+++ Provided data +++

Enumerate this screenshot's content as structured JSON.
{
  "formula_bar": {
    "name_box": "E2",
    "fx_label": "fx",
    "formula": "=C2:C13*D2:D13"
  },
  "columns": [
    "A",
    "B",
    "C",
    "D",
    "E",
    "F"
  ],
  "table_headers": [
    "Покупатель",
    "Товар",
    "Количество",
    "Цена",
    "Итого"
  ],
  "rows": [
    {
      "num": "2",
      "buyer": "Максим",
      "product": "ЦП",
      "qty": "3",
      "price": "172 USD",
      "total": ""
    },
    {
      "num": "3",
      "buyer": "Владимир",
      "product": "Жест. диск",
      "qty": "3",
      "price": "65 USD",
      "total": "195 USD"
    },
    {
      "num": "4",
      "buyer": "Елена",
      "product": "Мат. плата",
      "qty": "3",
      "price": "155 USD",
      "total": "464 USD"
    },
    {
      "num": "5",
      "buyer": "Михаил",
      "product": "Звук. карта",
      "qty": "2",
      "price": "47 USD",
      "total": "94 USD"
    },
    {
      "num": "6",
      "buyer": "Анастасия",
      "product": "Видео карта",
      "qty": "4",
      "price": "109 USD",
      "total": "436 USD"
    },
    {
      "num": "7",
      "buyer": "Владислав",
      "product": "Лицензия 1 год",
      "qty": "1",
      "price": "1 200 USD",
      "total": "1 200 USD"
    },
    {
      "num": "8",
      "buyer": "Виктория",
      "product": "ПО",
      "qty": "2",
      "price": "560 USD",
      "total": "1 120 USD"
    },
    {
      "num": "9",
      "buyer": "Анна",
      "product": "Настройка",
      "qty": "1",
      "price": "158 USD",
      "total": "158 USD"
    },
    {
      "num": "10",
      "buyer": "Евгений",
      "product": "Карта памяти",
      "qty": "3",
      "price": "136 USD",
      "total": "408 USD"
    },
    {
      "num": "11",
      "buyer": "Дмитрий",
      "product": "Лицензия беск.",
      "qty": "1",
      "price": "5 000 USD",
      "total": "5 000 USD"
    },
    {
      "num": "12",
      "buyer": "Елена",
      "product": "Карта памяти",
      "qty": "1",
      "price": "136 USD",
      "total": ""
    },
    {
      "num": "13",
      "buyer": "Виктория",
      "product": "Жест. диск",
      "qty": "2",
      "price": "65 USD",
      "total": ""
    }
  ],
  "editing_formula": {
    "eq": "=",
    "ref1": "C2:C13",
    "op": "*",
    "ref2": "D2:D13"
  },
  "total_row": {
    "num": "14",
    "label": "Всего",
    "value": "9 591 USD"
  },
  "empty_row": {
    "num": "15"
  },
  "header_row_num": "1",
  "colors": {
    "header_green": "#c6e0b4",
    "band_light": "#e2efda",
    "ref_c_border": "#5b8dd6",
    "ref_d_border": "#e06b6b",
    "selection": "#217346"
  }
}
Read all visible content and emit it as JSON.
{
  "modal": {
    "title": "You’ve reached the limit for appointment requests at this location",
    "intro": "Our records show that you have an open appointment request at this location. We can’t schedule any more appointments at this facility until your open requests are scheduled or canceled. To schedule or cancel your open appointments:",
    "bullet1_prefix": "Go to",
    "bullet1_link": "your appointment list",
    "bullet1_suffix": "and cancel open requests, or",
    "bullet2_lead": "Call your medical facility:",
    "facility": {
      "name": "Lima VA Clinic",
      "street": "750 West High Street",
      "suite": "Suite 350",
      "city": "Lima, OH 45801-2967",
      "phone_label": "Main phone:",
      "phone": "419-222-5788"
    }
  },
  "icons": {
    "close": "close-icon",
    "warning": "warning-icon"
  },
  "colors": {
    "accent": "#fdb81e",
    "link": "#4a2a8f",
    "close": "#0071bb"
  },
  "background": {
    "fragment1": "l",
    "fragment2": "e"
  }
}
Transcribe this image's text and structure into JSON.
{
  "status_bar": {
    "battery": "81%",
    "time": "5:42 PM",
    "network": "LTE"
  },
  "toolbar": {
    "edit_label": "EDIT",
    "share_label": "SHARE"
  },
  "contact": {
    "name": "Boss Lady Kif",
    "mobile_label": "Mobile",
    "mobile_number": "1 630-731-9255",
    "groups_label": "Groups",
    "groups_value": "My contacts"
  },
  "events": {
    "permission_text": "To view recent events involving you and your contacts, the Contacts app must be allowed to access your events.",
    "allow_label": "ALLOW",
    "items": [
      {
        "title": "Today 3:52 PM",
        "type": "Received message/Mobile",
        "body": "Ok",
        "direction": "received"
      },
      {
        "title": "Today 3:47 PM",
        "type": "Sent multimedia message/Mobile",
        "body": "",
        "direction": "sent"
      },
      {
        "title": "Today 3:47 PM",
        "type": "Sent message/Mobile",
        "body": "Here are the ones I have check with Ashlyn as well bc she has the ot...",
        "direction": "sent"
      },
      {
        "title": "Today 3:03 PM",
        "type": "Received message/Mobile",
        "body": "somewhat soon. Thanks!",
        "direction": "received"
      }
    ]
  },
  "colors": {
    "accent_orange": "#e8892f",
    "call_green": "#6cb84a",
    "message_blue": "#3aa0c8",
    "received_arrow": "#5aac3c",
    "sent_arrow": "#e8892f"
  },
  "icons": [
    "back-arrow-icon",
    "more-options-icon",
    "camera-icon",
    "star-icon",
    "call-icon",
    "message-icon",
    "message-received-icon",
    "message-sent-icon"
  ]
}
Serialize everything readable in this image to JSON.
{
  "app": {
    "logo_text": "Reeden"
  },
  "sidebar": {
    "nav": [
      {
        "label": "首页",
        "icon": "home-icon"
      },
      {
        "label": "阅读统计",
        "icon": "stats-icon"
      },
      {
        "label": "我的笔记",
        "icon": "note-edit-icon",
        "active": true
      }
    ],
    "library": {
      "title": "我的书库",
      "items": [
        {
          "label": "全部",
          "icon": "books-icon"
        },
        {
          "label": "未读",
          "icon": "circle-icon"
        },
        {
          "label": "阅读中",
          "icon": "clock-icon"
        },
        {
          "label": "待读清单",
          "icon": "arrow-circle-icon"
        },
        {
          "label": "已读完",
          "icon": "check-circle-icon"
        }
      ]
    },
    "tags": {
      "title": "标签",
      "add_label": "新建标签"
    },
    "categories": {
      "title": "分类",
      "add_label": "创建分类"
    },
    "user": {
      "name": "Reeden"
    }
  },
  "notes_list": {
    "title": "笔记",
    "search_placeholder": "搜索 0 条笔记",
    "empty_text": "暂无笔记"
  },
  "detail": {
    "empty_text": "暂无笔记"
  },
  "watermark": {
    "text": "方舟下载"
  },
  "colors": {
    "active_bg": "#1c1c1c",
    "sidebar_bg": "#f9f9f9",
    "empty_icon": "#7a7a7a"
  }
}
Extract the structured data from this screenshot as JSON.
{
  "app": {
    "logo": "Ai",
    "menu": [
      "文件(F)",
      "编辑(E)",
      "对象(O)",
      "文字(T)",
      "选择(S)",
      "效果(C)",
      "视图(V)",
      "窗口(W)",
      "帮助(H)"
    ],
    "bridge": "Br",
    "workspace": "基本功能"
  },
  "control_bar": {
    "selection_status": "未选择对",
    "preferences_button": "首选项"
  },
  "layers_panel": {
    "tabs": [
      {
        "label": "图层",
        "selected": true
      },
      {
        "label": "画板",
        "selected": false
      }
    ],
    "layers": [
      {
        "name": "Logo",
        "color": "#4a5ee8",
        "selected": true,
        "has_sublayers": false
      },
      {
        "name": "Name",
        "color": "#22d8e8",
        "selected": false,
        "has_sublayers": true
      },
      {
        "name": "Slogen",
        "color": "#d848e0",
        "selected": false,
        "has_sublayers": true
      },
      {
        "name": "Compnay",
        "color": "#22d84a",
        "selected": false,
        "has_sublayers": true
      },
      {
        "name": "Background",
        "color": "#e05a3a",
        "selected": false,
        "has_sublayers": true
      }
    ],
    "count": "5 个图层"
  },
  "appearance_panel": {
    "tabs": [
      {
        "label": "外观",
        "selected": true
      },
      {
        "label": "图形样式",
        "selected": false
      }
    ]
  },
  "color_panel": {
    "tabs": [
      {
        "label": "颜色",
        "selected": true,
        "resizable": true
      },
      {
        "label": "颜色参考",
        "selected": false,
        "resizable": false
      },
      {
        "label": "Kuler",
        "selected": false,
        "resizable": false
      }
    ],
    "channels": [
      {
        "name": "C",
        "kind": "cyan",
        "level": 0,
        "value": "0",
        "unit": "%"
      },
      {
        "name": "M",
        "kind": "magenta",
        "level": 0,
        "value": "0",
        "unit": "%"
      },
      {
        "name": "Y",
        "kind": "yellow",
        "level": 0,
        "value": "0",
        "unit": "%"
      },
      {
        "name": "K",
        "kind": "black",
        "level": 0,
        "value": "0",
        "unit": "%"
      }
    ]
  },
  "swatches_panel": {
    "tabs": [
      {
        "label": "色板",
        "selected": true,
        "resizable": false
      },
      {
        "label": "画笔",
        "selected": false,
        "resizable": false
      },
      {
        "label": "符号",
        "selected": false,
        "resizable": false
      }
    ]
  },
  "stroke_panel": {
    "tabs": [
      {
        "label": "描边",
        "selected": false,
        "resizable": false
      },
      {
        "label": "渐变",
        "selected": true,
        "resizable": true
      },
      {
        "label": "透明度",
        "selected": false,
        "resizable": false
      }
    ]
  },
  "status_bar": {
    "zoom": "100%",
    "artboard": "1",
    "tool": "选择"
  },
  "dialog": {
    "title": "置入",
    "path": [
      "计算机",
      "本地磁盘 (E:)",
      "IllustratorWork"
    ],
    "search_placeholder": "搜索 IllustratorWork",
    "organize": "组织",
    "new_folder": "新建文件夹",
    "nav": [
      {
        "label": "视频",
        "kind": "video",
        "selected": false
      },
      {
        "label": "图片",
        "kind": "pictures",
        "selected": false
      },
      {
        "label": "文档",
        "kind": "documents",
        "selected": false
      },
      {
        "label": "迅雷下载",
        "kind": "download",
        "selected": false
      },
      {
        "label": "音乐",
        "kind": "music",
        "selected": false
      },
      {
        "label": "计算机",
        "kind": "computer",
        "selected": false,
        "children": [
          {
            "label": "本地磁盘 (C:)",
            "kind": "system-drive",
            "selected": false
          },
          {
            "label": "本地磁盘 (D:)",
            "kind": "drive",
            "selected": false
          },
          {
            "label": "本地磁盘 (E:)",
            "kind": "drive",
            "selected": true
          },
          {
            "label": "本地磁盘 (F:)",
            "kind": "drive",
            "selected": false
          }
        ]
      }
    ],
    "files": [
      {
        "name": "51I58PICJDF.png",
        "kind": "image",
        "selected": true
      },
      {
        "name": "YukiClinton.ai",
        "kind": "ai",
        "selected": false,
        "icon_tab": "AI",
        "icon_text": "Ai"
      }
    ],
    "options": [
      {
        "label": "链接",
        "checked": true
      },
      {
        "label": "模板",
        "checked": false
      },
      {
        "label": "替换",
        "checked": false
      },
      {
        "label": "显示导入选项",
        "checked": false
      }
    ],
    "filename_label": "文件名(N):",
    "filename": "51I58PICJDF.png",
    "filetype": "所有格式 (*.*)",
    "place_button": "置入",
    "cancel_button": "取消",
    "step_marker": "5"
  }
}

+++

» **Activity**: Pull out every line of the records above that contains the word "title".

» **The answer**:
    "title": "You’ve reached the limit for appointment requests at this location",
        "title": "Today 3:52 PM",
        "title": "Today 3:47 PM",
        "title": "Today 3:47 PM",
        "title": "Today 3:03 PM",
      "title": "我的书库",
      "title": "标签",
      "title": "分类",
    "title": "笔记",
    "title": "置入",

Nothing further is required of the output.